▶ TO DO: Look for the word "Surface" in the data below, and copy every line that holds it.
___ EXTRACTED ENTRIES ___
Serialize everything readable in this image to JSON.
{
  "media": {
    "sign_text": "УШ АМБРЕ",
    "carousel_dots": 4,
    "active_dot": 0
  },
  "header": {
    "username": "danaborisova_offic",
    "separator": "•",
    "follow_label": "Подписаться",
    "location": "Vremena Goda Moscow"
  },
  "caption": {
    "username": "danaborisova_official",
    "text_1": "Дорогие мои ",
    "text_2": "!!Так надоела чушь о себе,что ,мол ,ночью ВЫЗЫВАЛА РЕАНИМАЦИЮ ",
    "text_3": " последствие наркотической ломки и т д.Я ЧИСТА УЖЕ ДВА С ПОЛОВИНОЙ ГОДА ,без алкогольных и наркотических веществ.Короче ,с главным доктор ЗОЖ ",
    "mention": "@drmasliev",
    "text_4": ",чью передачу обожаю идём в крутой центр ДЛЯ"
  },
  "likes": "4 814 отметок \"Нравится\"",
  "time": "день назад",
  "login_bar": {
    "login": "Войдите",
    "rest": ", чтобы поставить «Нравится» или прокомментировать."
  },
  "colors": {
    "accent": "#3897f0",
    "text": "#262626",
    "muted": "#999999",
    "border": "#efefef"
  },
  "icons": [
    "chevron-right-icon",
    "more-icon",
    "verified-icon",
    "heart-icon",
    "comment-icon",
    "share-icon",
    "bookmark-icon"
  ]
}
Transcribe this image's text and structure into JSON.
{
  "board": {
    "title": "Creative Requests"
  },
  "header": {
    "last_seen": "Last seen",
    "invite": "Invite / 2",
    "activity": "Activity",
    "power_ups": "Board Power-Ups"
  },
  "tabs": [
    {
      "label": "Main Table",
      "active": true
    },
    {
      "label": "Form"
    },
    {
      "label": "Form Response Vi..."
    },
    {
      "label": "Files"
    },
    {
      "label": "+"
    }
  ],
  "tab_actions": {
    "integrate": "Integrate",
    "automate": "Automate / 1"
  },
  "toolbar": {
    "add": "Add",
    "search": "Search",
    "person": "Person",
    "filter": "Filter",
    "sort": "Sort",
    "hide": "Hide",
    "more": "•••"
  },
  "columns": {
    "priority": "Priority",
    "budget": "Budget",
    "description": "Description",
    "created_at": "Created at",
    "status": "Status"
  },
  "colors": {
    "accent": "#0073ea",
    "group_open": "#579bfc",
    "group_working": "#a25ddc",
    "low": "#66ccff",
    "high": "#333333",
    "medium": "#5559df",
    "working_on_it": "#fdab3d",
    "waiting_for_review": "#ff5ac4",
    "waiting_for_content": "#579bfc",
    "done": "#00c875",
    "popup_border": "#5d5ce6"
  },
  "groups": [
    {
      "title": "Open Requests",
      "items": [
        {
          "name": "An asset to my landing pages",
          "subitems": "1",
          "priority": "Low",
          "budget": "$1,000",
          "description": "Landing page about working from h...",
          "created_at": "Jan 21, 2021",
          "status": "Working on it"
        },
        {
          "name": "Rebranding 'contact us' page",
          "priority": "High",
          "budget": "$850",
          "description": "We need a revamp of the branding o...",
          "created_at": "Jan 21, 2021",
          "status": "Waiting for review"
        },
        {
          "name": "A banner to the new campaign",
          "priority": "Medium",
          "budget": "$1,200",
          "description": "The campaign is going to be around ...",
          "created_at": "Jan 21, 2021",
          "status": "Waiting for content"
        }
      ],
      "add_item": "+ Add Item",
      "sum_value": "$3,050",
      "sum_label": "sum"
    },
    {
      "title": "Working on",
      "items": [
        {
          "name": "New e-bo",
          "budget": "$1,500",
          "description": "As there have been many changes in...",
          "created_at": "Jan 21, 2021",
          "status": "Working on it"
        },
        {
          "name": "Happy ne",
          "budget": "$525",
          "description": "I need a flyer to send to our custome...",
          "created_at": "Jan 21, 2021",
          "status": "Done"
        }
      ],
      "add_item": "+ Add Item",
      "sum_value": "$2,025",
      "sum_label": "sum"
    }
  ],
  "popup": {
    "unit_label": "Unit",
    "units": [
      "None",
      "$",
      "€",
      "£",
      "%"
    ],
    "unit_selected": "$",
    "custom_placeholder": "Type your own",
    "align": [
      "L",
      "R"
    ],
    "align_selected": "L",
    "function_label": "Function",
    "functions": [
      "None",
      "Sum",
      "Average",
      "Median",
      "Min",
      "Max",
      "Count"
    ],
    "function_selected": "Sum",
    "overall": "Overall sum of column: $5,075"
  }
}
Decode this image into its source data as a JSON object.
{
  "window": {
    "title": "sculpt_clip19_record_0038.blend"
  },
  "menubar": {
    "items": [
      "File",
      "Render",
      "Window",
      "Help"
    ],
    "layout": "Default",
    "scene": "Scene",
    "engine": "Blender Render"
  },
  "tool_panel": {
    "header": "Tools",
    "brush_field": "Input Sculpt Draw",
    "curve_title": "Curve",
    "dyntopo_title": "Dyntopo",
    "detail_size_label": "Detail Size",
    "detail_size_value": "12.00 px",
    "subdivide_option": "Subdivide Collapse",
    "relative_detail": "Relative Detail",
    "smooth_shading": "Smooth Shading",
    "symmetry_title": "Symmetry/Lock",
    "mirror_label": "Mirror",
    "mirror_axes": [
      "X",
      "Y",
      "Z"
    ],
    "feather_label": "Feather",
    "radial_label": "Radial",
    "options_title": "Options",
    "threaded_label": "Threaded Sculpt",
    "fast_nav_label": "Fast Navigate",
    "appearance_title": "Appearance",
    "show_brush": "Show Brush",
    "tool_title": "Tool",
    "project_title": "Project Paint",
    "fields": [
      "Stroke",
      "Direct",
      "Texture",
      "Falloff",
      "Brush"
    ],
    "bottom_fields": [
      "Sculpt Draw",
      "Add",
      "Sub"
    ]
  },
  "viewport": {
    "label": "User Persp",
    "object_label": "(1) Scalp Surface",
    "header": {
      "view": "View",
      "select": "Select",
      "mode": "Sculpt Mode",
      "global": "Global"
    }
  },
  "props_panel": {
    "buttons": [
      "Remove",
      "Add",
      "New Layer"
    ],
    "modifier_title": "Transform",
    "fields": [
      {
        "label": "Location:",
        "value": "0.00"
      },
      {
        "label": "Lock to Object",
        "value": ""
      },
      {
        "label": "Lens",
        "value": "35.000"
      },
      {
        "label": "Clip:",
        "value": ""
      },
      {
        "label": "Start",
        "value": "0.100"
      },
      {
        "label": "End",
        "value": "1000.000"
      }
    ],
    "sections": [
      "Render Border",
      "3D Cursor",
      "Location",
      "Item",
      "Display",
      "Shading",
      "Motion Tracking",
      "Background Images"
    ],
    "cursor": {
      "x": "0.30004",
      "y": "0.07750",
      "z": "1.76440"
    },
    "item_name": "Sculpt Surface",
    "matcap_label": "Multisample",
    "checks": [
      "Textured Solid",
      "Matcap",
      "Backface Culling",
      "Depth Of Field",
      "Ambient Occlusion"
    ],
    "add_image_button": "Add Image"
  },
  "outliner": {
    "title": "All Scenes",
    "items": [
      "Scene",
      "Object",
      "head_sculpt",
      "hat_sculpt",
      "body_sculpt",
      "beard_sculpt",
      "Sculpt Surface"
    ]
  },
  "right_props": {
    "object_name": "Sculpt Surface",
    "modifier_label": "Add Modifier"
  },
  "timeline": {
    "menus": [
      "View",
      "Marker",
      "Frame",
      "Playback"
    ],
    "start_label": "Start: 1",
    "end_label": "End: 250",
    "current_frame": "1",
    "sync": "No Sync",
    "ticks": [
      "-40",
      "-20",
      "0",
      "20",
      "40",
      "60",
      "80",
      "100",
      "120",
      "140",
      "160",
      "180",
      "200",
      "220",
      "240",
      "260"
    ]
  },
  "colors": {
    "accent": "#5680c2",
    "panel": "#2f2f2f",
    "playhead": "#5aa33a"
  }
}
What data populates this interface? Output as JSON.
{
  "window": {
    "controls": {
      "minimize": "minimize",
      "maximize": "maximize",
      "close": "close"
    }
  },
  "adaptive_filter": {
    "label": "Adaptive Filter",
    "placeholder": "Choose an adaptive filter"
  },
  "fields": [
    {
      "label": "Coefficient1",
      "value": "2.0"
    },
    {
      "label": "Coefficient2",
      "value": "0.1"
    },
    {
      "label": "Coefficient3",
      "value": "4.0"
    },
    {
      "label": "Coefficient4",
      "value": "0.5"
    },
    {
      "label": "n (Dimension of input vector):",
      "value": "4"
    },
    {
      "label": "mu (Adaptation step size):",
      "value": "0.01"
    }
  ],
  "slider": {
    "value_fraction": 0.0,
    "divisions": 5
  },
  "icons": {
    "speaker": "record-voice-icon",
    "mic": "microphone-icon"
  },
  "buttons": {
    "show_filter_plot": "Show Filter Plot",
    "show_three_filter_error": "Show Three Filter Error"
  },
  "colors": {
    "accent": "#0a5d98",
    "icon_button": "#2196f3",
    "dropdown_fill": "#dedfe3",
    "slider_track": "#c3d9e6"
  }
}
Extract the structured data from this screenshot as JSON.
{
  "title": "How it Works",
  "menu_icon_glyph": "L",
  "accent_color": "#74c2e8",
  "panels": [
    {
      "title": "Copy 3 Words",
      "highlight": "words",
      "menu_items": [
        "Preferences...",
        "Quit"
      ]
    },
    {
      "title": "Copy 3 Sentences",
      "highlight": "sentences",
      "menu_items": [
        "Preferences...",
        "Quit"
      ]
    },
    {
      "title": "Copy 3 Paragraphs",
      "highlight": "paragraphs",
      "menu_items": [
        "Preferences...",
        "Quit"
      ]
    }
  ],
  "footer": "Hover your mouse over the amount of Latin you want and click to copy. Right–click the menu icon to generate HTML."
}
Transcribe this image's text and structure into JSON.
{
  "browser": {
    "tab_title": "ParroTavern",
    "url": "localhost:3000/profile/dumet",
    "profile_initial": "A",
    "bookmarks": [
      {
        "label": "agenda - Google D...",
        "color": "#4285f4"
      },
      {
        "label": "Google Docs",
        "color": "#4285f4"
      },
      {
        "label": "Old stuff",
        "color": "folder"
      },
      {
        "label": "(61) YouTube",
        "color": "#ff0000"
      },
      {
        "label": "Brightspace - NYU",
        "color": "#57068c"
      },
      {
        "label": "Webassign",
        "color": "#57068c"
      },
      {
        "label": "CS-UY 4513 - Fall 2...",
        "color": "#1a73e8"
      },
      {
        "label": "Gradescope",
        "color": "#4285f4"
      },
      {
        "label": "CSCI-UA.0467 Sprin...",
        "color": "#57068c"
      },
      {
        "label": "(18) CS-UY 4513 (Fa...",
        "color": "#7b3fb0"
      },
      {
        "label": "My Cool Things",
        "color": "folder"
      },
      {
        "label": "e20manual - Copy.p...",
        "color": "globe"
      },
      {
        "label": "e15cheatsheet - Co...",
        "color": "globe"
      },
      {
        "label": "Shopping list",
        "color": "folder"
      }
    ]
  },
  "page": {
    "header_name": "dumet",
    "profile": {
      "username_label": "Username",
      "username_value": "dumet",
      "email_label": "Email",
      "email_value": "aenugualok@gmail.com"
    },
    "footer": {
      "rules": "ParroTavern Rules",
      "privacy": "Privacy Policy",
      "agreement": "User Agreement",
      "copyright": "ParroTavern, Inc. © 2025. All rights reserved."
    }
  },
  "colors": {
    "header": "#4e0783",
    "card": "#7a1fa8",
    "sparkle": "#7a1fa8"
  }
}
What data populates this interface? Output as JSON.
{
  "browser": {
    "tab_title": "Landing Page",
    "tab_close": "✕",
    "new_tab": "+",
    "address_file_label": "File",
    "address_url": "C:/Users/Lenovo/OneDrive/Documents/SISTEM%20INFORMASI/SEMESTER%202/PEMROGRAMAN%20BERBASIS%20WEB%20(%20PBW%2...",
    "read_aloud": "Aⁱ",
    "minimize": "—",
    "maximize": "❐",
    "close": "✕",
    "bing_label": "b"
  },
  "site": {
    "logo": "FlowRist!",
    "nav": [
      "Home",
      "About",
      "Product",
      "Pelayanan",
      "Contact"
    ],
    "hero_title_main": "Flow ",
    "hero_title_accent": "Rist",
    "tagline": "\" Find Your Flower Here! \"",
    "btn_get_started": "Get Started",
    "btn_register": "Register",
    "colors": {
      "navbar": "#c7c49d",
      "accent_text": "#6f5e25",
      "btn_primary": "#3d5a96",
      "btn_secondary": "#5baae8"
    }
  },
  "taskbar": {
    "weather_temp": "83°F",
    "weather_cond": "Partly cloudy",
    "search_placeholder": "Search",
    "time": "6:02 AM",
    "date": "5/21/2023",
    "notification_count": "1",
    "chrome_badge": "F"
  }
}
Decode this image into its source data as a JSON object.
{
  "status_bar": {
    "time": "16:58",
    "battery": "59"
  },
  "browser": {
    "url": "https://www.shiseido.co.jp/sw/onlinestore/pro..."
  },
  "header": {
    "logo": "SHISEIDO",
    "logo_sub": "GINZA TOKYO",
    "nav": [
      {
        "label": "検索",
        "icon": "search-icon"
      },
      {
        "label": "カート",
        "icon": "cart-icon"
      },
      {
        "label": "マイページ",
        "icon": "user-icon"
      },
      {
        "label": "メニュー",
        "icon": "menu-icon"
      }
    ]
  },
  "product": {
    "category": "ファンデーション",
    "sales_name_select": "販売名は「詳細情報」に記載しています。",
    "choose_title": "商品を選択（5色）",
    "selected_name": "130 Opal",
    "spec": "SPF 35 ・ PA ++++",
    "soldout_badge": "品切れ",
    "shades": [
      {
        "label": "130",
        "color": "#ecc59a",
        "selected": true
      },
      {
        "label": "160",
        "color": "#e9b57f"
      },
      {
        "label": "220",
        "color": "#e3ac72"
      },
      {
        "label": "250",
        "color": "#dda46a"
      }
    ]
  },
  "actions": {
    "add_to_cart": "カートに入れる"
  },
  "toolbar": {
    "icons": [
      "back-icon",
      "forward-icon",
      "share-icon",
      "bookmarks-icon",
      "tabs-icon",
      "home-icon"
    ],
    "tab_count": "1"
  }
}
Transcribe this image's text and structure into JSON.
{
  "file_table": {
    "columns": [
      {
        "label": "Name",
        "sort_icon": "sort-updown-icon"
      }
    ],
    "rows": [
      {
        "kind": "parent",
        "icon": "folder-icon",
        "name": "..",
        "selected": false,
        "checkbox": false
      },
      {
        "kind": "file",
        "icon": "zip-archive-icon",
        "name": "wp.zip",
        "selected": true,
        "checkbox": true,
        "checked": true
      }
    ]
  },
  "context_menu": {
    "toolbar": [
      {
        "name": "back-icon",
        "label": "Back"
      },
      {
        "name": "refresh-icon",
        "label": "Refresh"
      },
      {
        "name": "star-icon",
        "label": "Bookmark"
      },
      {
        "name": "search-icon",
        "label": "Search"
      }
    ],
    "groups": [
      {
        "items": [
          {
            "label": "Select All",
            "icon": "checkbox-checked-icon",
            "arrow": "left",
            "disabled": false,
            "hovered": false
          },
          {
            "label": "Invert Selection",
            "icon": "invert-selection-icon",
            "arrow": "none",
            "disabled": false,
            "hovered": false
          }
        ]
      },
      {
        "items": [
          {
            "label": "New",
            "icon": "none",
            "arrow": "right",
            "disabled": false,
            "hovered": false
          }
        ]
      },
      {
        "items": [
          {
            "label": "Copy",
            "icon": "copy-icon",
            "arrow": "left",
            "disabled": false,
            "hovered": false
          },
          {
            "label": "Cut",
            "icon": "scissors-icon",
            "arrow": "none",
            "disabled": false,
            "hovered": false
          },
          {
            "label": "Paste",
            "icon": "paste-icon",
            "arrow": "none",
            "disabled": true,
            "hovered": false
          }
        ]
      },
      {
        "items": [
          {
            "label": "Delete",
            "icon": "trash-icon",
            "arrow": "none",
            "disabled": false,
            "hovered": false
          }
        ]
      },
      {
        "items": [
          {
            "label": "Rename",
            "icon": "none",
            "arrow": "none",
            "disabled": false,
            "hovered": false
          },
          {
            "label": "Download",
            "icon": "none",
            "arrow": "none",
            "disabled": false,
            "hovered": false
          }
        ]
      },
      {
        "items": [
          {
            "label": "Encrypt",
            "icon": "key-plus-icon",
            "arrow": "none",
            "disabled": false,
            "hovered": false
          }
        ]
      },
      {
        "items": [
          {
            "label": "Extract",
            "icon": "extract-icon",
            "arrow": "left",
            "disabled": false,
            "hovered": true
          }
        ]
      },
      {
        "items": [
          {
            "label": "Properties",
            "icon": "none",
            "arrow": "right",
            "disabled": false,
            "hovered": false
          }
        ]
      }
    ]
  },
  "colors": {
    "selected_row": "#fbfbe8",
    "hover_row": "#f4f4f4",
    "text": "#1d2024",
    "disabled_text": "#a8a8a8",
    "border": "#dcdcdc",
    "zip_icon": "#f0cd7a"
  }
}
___
▶ REPLY TO THE EXERCISE:
    "object_label": "(1) Scalp Surface",
    "item_name": "Sculpt Surface",
      "Sculpt Surface"
    "object_name": "Sculpt Surface",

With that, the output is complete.